Material for the task —
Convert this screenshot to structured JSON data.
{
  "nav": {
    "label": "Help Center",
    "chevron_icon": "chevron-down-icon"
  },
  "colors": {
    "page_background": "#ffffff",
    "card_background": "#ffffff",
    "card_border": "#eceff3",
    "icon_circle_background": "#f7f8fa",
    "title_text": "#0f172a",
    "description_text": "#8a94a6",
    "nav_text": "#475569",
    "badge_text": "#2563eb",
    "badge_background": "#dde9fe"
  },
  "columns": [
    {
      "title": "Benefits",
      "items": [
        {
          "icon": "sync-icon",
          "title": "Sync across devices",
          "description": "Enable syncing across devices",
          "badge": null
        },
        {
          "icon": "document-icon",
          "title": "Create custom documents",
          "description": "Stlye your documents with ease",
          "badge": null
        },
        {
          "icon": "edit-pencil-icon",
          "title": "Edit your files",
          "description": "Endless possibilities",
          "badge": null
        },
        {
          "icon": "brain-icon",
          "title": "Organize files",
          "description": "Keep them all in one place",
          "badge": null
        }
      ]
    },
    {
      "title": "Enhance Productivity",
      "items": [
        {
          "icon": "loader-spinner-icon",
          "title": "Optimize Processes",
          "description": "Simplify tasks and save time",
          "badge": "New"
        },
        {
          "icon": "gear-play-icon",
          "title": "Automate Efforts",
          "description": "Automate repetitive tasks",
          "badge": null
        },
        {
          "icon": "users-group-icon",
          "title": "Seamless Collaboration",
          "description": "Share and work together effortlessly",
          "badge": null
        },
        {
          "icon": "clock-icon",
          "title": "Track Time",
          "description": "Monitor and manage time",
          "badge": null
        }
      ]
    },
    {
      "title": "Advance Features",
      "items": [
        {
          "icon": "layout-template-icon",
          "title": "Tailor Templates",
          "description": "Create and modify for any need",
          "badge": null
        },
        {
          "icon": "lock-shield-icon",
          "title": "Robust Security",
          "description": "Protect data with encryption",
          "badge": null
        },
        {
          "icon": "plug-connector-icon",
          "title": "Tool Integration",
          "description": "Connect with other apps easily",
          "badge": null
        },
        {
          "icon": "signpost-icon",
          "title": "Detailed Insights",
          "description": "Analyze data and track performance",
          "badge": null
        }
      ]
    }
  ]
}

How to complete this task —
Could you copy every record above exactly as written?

Result for this exercise —
Convert this screenshot to structured JSON data.
{
  "nav": {
    "label": "Help Center",
    "chevron_icon": "chevron-down-icon"
  },
  "colors": {
    "page_background": "#ffffff",
    "card_background": "#ffffff",
    "card_border": "#eceff3",
    "icon_circle_background": "#f7f8fa",
    "title_text": "#0f172a",
    "description_text": "#8a94a6",
    "nav_text": "#475569",
    "badge_text": "#2563eb",
    "badge_background": "#dde9fe"
  },
  "columns": [
    {
      "title": "Benefits",
      "items": [
        {
          "icon": "sync-icon",
          "title": "Sync across devices",
          "description": "Enable syncing across devices",
          "badge": null
        },
        {
          "icon": "document-icon",
          "title": "Create custom documents",
          "description": "Stlye your documents with ease",
          "badge": null
        },
        {
          "icon": "edit-pencil-icon",
          "title": "Edit your files",
          "description": "Endless possibilities",
          "badge": null
        },
        {
          "icon": "brain-icon",
          "title": "Organize files",
          "description": "Keep them all in one place",
          "badge": null
        }
      ]
    },
    {
      "title": "Enhance Productivity",
      "items": [
        {
          "icon": "loader-spinner-icon",
          "title": "Optimize Processes",
          "description": "Simplify tasks and save time",
          "badge": "New"
        },
        {
          "icon": "gear-play-icon",
          "title": "Automate Efforts",
          "description": "Automate repetitive tasks",
          "badge": null
        },
        {
          "icon": "users-group-icon",
          "title": "Seamless Collaboration",
          "description": "Share and work together effortlessly",
          "badge": null
        },
        {
          "icon": "clock-icon",
          "title": "Track Time",
          "description": "Monitor and manage time",
          "badge": null
        }
      ]
    },
    {
      "title": "Advance Features",
      "items": [
        {
          "icon": "layout-template-icon",
          "title": "Tailor Templates",
          "description": "Create and modify for any need",
          "badge": null
        },
        {
          "icon": "lock-shield-icon",
          "title": "Robust Security",
          "description": "Protect data with encryption",
          "badge": null
        },
        {
          "icon": "plug-connector-icon",
          "title": "Tool Integration",
          "description": "Connect with other apps easily",
          "badge": null
        },
        {
          "icon": "signpost-icon",
          "title": "Detailed Insights",
          "description": "Analyze data and track performance",
          "badge": null
        }
      ]
    }
  ]
}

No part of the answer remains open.